June 2017
M T W T F S S
« May    
 1234
567891011
12131415161718
19202122232425
2627282930  

City Builder Book Club: MAS Staffer Mary Rowe on Death and Life 

Jane Jacobs Death and LifeMary W. Rowe, vice president of strategy and partnerships at MAS, is this week’s guest writer for City Builder Book Club. The City Builder Book Club is a joint venture between the Centre for City Ecology and Creative Urban Projects to facilitate a deeper understanding of how cities work by hosting a guided reading and discussion of books that have developed and challenged ideas on urbanism. This winter, the book club is reading at book many of us at MAS hold dear, Jane Jacobs’ The Death and Life of Great American Cities. Read an excerpt from Mary’s article below, or read it in its entirety here. You can also read along with the book club, which is reading 1-2 chapters per week, through April. The reading schedule is listed their website.     Mary Rowe on the Introduction: Why you will read and reread this book …This week we are to be reading the Introduction. On the page facing it, Jacobs chose to quote Oliver Wendell Holmes, whose ideas she greatly admired. I am struck by the hopefulness of the quote she chose:
“…more complex and intense intellectual efforts mean a fuller and richer life. They mean more life.

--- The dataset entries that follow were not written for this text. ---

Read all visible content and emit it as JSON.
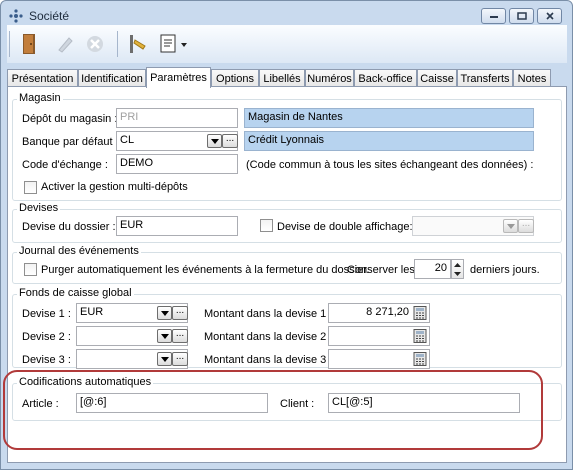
{
  "window": {
    "title": "Société"
  },
  "colors": {
    "highlight": "#b13a3a",
    "field_blue": "#b7d3ef",
    "chrome": "#c9daee"
  },
  "toolbar": {
    "buttons": [
      {
        "icon": "door-exit-icon",
        "enabled": true
      },
      {
        "icon": "pencil-edit-icon",
        "enabled": false
      },
      {
        "icon": "cancel-circle-icon",
        "enabled": false
      },
      {
        "icon": "key-icon",
        "enabled": true
      },
      {
        "icon": "document-list-icon",
        "enabled": true
      }
    ]
  },
  "tabs": [
    {
      "label": "Présentation",
      "active": false
    },
    {
      "label": "Identification",
      "active": false
    },
    {
      "label": "Paramètres",
      "active": true
    },
    {
      "label": "Options",
      "active": false
    },
    {
      "label": "Libellés",
      "active": false
    },
    {
      "label": "Numéros",
      "active": false
    },
    {
      "label": "Back-office",
      "active": false
    },
    {
      "label": "Caisse",
      "active": false
    },
    {
      "label": "Transferts",
      "active": false
    },
    {
      "label": "Notes",
      "active": false
    }
  ],
  "magasin": {
    "legend": "Magasin",
    "depot_label": "Dépôt du magasin :",
    "depot_value": "PRI",
    "depot_name": "Magasin de Nantes",
    "banque_label": "Banque par défaut :",
    "banque_value": "CL",
    "banque_name": "Crédit Lyonnais",
    "code_label": "Code d'échange :",
    "code_value": "DEMO",
    "code_note": "(Code commun à tous les sites échangeant des données) :",
    "multi_depot_label": "Activer la gestion multi-dépôts",
    "multi_depot_checked": false
  },
  "devises": {
    "legend": "Devises",
    "dossier_label": "Devise du dossier :",
    "dossier_value": "EUR",
    "double_label": "Devise de double affichage:",
    "double_checked": false,
    "double_value": ""
  },
  "journal": {
    "legend": "Journal des événements",
    "purge_label": "Purger automatiquement les événements à la fermeture du dossier.",
    "purge_checked": false,
    "conserver_label": "Conserver les :",
    "conserver_value": "20",
    "days_label": "derniers jours."
  },
  "fonds": {
    "legend": "Fonds de caisse global",
    "rows": [
      {
        "devise_label": "Devise 1 :",
        "devise_value": "EUR",
        "montant_label": "Montant dans la devise 1 :",
        "montant_value": "8 271,20"
      },
      {
        "devise_label": "Devise 2 :",
        "devise_value": "",
        "montant_label": "Montant dans la devise 2 :",
        "montant_value": ""
      },
      {
        "devise_label": "Devise 3 :",
        "devise_value": "",
        "montant_label": "Montant dans la devise 3 :",
        "montant_value": ""
      }
    ]
  },
  "codifications": {
    "legend": "Codifications automatiques",
    "article_label": "Article :",
    "article_value": "[@:6]",
    "client_label": "Client :",
    "client_value": "CL[@:5]"
  }
}
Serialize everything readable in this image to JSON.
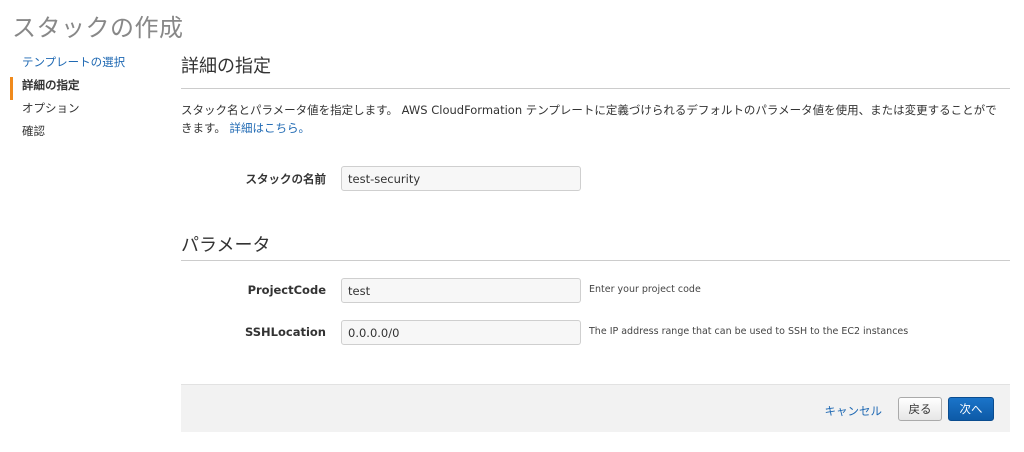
{
  "page": {
    "title": "スタックの作成"
  },
  "sidebar": {
    "items": [
      {
        "label": "テンプレートの選択",
        "state": "link"
      },
      {
        "label": "詳細の指定",
        "state": "active"
      },
      {
        "label": "オプション",
        "state": "normal"
      },
      {
        "label": "確認",
        "state": "normal"
      }
    ]
  },
  "details": {
    "heading": "詳細の指定",
    "description": "スタック名とパラメータ値を指定します。 AWS CloudFormation テンプレートに定義づけられるデフォルトのパラメータ値を使用、または変更することができます。",
    "more_link": "詳細はこちら。",
    "stack_name": {
      "label": "スタックの名前",
      "value": "test-security"
    }
  },
  "parameters": {
    "heading": "パラメータ",
    "fields": [
      {
        "label": "ProjectCode",
        "value": "test",
        "hint": "Enter your project code"
      },
      {
        "label": "SSHLocation",
        "value": "0.0.0.0/0",
        "hint": "The IP address range that can be used to SSH to the EC2 instances"
      }
    ]
  },
  "footer": {
    "cancel_label": "キャンセル",
    "back_label": "戻る",
    "next_label": "次へ"
  },
  "colors": {
    "accent": "#f08a1c",
    "link": "#1f69b3",
    "primary_button": "#0d5aa7"
  }
}
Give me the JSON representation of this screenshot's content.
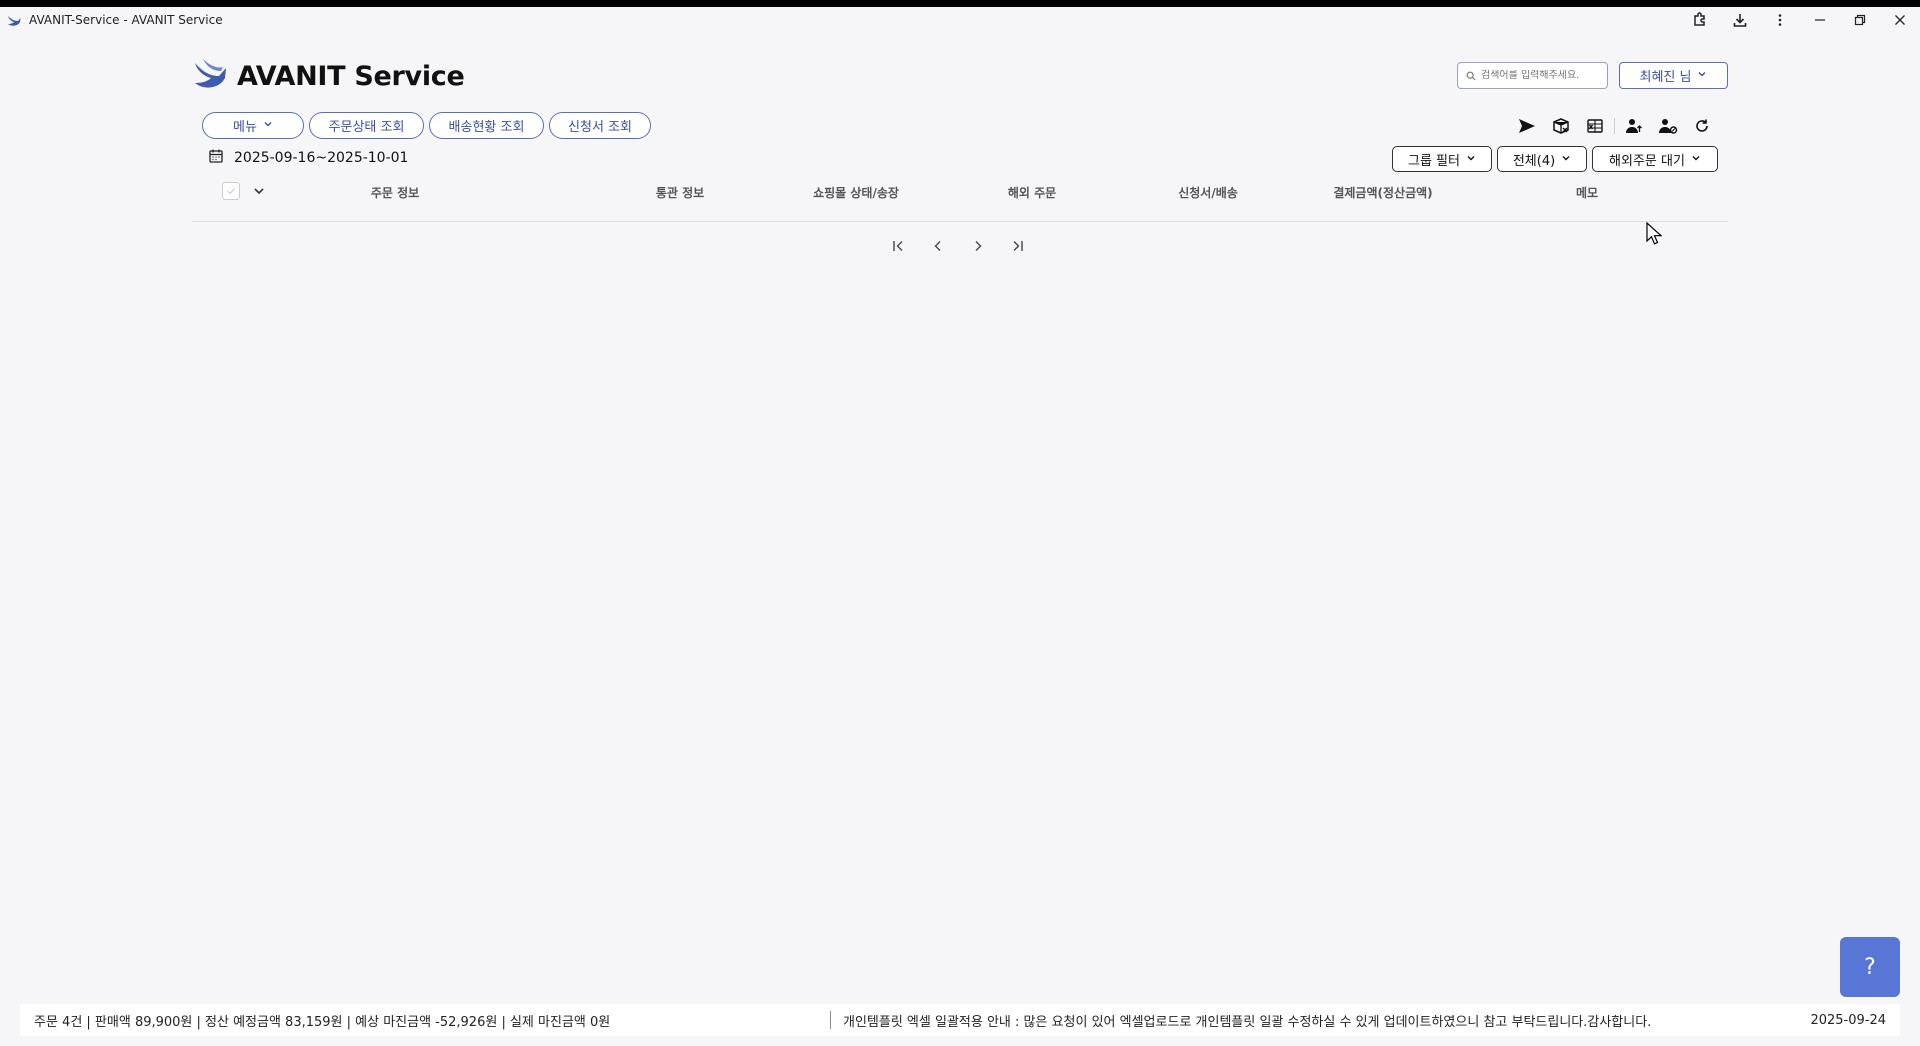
{
  "window": {
    "title": "AVANIT-Service - AVANIT Service"
  },
  "header": {
    "brand": "AVANIT Service",
    "search_placeholder": "검색어를 입력해주세요.",
    "user_label": "최혜진 님"
  },
  "nav": {
    "menu_label": "메뉴",
    "tabs": [
      "주문상태 조회",
      "배송현황 조회",
      "신청서 조회"
    ]
  },
  "date_range": "2025-09-16~2025-10-01",
  "filters": {
    "group_filter": "그룹 필터",
    "all_count": "전체(4)",
    "overseas_status": "해외주문 대기"
  },
  "toolbar_icons": [
    "send-icon",
    "box-cancel-icon",
    "excel-icon",
    "person-upload-icon",
    "person-settings-icon",
    "refresh-icon"
  ],
  "table": {
    "columns": [
      "주문 정보",
      "통관 정보",
      "쇼핑몰 상태/송장",
      "해외 주문",
      "신청서/배송",
      "결제금액(정산금액)",
      "메모"
    ]
  },
  "footer": {
    "stats": "주문 4건 | 판매액 89,900원 | 정산 예정금액 83,159원 | 예상 마진금액 -52,926원 | 실제 마진금액 0원",
    "notice": "개인템플릿 엑셀 일괄적용 안내 : 많은 요청이 있어 엑셀업로드로 개인템플릿 일괄 수정하실 수 있게 업데이트하였으니 참고 부탁드립니다.감사합니다.",
    "date": "2025-09-24"
  },
  "help_button": "?",
  "colors": {
    "accent": "#3a4fa0",
    "help_bg": "#5876d6",
    "page_bg": "#f6f6f8"
  }
}
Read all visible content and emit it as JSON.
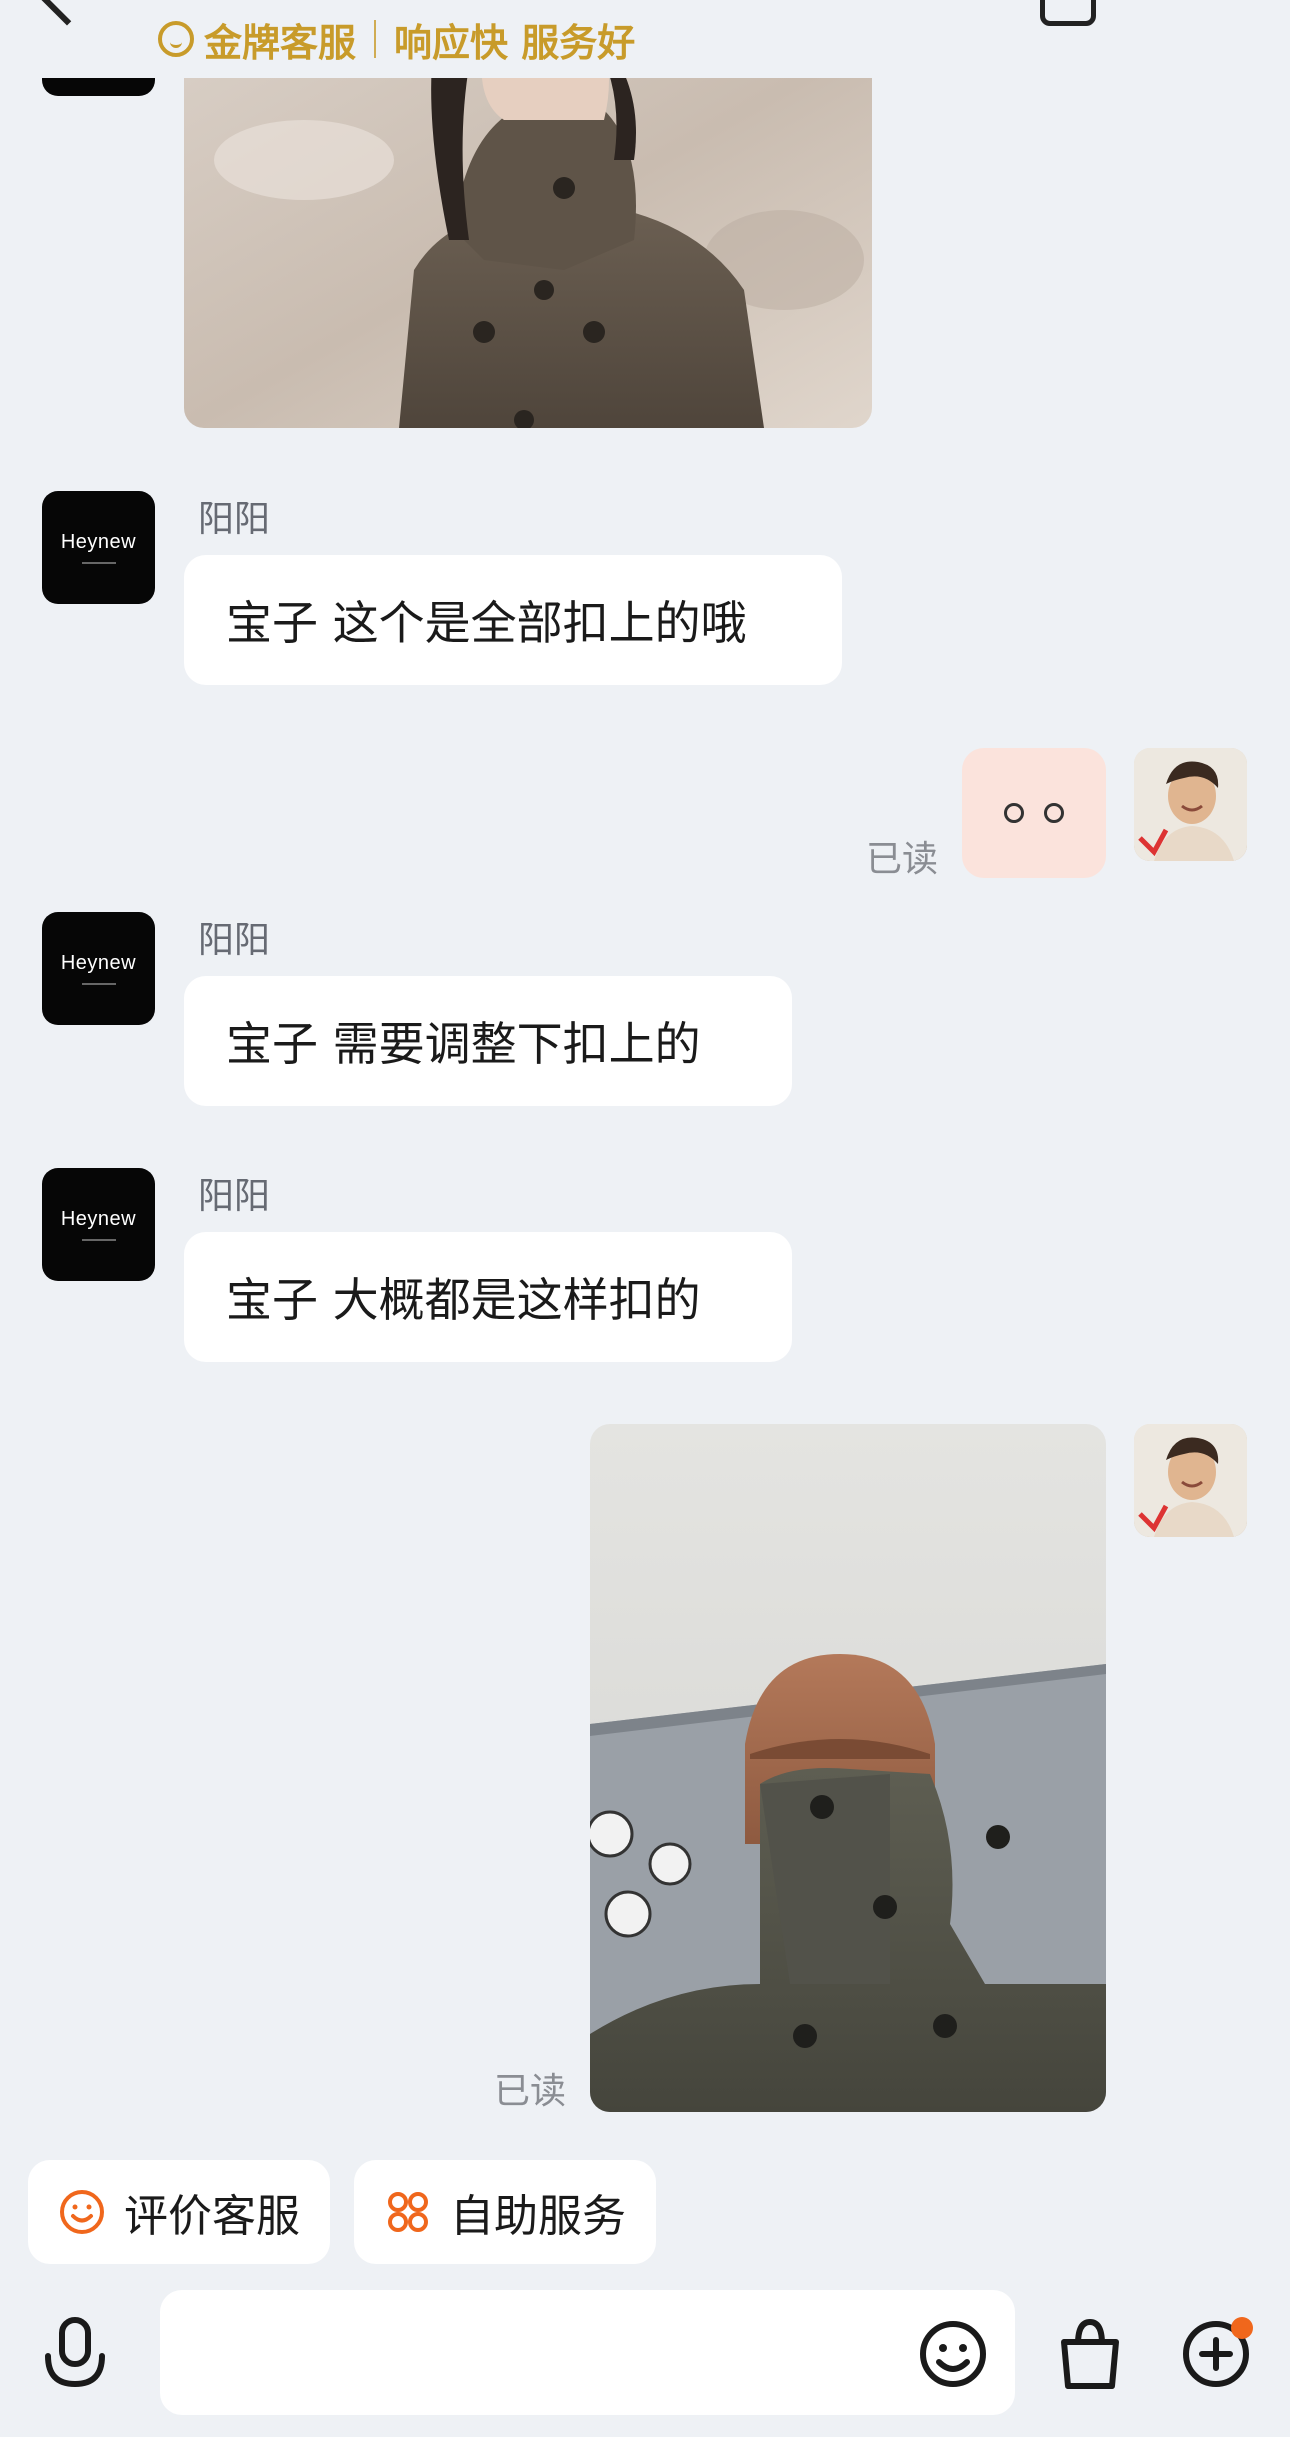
{
  "header": {
    "badge_gold": "金牌客服",
    "badge_tagline": "响应快 服务好"
  },
  "shop": {
    "avatar_brand": "Heynew",
    "agent_name": "阳阳"
  },
  "messages": [
    {
      "side": "left",
      "type": "image",
      "desc": "product photo"
    },
    {
      "side": "left",
      "type": "text",
      "sender": "阳阳",
      "text": "宝子 这个是全部扣上的哦"
    },
    {
      "side": "right",
      "type": "emoji",
      "text": "。。",
      "read_status": "已读"
    },
    {
      "side": "left",
      "type": "text",
      "sender": "阳阳",
      "text": "宝子 需要调整下扣上的"
    },
    {
      "side": "left",
      "type": "text",
      "sender": "阳阳",
      "text": "宝子 大概都是这样扣的"
    },
    {
      "side": "right",
      "type": "image",
      "read_status": "已读"
    }
  ],
  "quick_actions": [
    {
      "label": "评价客服",
      "icon": "smile-circle-icon"
    },
    {
      "label": "自助服务",
      "icon": "four-circles-icon"
    }
  ],
  "input_bar": {
    "icons": [
      "microphone-icon",
      "emoji-icon",
      "shopping-bag-icon",
      "plus-circle-icon"
    ],
    "has_notification_dot": true
  },
  "colors": {
    "background": "#eef1f5",
    "gold": "#c89b2a",
    "accent_orange": "#f0671c",
    "emoji_bubble": "#fbe3dc"
  }
}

Life is an end in itself, and the only question as to whether it is worth living is whether you have enough of it.” (Jacobs quoting Oliver Wendell Holmes, Front matter, The Death and Life of Great American Cities, Random House, New York, 1961.)
The Introduction begins with a sentence for which she is now—in professional planning circles—infamous. “This book is an attack on current city planning and rebuilding.” The chapter—which is really a tour de force, summarizing the ideas that she will lay out in detail and the notions that will become, over time, generally accepted as the contemporary understanding of how great, large, complex cities thrive, or decline. But that first sentence has led what may have already been a narcissistically-preoccupied profession—urban planning—into thinking this book, and therefore city-building, is about them. (Attention readers who happen to be planners: You probably think this book is about you, don’t you…don’t you…?). It really isn’t. What we’ve seen in my lifetime (I am just slightly older than the book) is the democratization of city-building, with Jacobs’ neutralizing the traditional deference paid to ‘experts’, in favour of the real experience of people. Her practical, common sense analysis and shunning of grand approaches and universal theories was by her own powers—as Holmes advocated—by which she made sense of the city. She challenges her readers to do so also. Where has this left the profession of planning? If lay people—who live, work, and use the city in every way—know best what they need and want from it, what “expertise” does a planner bring? This is a worthy question, to which lots of planners have creatively responded (including several you will read here, in subsequent posts). But Death and Life is not about planning or planners. It’s about life. As mentioned earlier, Jacobs wrote a new essay for the front matter of the 1992 edition, to include with the original Introduction. If your edition doesn’t include it, you might want to borrow a friend’s 1992 book or read an excerpt online as it provides a further challenge from the author to better understand how cities work, and the still generally unheeded implications for their planning and governance. Reading Death and Life first in the Jacobs canon is important because the concepts here underpin her work that follows. In reflection you can see the seeds of subsequent volumes—how city economies grow, the challenges of governance and dependencies on “senior” governments, the importance of seeing connections—the “web” of organized complexity, her distrust of large “schemes” or one-size-fits-all universals (from the “right” or the “left”). And she lays out her method, to which you will see she returns again and again, as her “tactics for understanding”:
  • think about processes, not outcomes;
  • work inductively, not developing theories and applying them; and
  • look for the “un-average”—clues that explain things in smaller instances and quantities that may be instructive at larger scales. (For more information on this, see the final chapter of Death and Life, “The Kind of Problem a City Is”.)
Death and Life is an eloquent and rigorous primer of the Jacobs way. And if you’re like me, you’ll return to Death and Life again and again, as a reminder to pay attention to what you are seeing… Continue reading